The trading brig Airola, belonging to Sydney, dropped her anchor at noon in Papiete Harbour, at Tahiti, after a smart run up from Fakarava, in the Paumotu Group. The skipper had then immediately gone ashore to report, and owing to various causes—the principal of which was his careless and indiscriminate manner of mixing his drinks—had not yet returned, although the lights had begun to glimmer from the shore. The second mate and Allan, the half-caste boatswain, professing an ardent anxiety for their superior officer's welfare, had been allowed to go in search of him, with a parting warning from the mate that if they were found drunk in the streets after gunfire, the "Johnny darms" would run them in till the British Consul took them out again. And so, just before eight bells struck, Jack Collier, the first mate, and Denison, the supercargo, found themselves the only persons in the after part of the ship, the mulatto steward having gone for'ard to pursue his nightly pastime of swindling the copper-coloured Polynesian crew out of sundry pounds of tobacco by means of the cheerful game of poker. Then Collier, speaking in his usual quiet tones, said to Denison, as they sat down on the skylight to smoke—
"I am rather glad the captain isn't likely to turn up a while, as I'm expecting a visitor, and I want you to see him—he's likely to be my father-in-law. If all goes well, and the brig isn't collared by the Frenchmen for trading in the Paumotus without a license, or some other such charge, I mean to leave next voyage, and settle down in Vavitao, in the Austral Group. For'ard there! strike eight bells!"
* * * * *
The sound of the bell had scarce died away when the tweep, tweep! of a canoe paddle was heard, and then the little craft ran alongside, and an old man and two girls stepped quietly on deck.
Collier, from the gangway, greeted them in Tahitian, and then the three figures followed him below. As they came in under the full light of the cabin lamp, Denison saw that the man was a native, old, but erect and muscular, and with the keen, hawk-like features peculiar to many of the people of Eastern Polynesia. The girls were both young, with pure, olive-tinted skins, and big, dreamy eyes. The old man, straw hat in hand, motioned them to a lounge that ran along the transoms, where they seated themselves demurely, and then turning silently to Collier, almost sprang at him, and with a soft, pleased laugh, embraced him again and again. Then the girls greeted him in low, almost whispered tones.
* * * * *
But after their first shyness had worn off at the presence of a stranger, they too, came to the cabin table, and the five people all sat and laughed and made merry over the few bottles of wine that were the last shots in the brig's lockers, the girls sweetening theirs with sugar, and smiling at Denison's laboured attempts to follow them in their soft Tahitian tongue.
Melanie—so was Collier's flame called—was the older; and as Denison looked into her dark, melting eyes, glowing with excitement at her lover's return, he inwardly called his shipmate a lucky fellow, and thought this dark-faced daughter of the blue Pacific to be the most witching little creature he had ever seen in all his ocean wanderings.

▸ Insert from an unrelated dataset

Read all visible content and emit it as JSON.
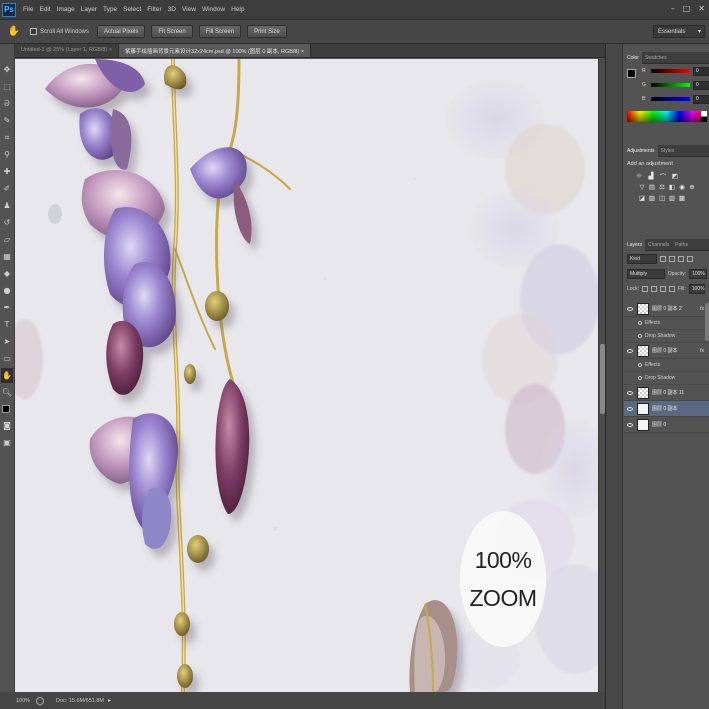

* * * * *
They are all gone now, all but Denison. Gone is the tall, erect figure of old Marama, with the sinewy, muscular frame, and keen, eager face. Gone the honest smile and deep tones of Collier; and gone, too, the soft voice and dreamy, love-lit eyes of Melanie and her sister. And to all of them the end came suddenly, when—a year after that night they spent in the cabin of the old brig—Collier's schooner, the Leonie, turned turtle in a squall off Vavitao, and went to the bottom with every soul on board.
* * * * *
After the old man and girls had gone ashore again, Collier told his story to Denison, who then wondered no longer at the strong affection existing between the wandering, taciturn seaman and the old Aitutaki native, and why Collier had given his rough affection to his daughter, and intended to marry her, "straight, fair, and square in ship-shape fashion." And this was the story he told.
* * * * *
"Seven years ago I was dead broke in Sydney. I had come out second mate in one of Green's ships. We were over three months in port waiting to fill up with wool, and one day I got too much liquor aboard, and the skipper, a drunken, hasty-tempered bully, used words to me that sobered me in two minutes. The skippers of the Ascalon and Woolloomooloo, two ships lying near ours, were looking on, and I turned away to go below, when my captain called me a 'soldier.'
"Then, before I knew what I had done, I knocked out two of his...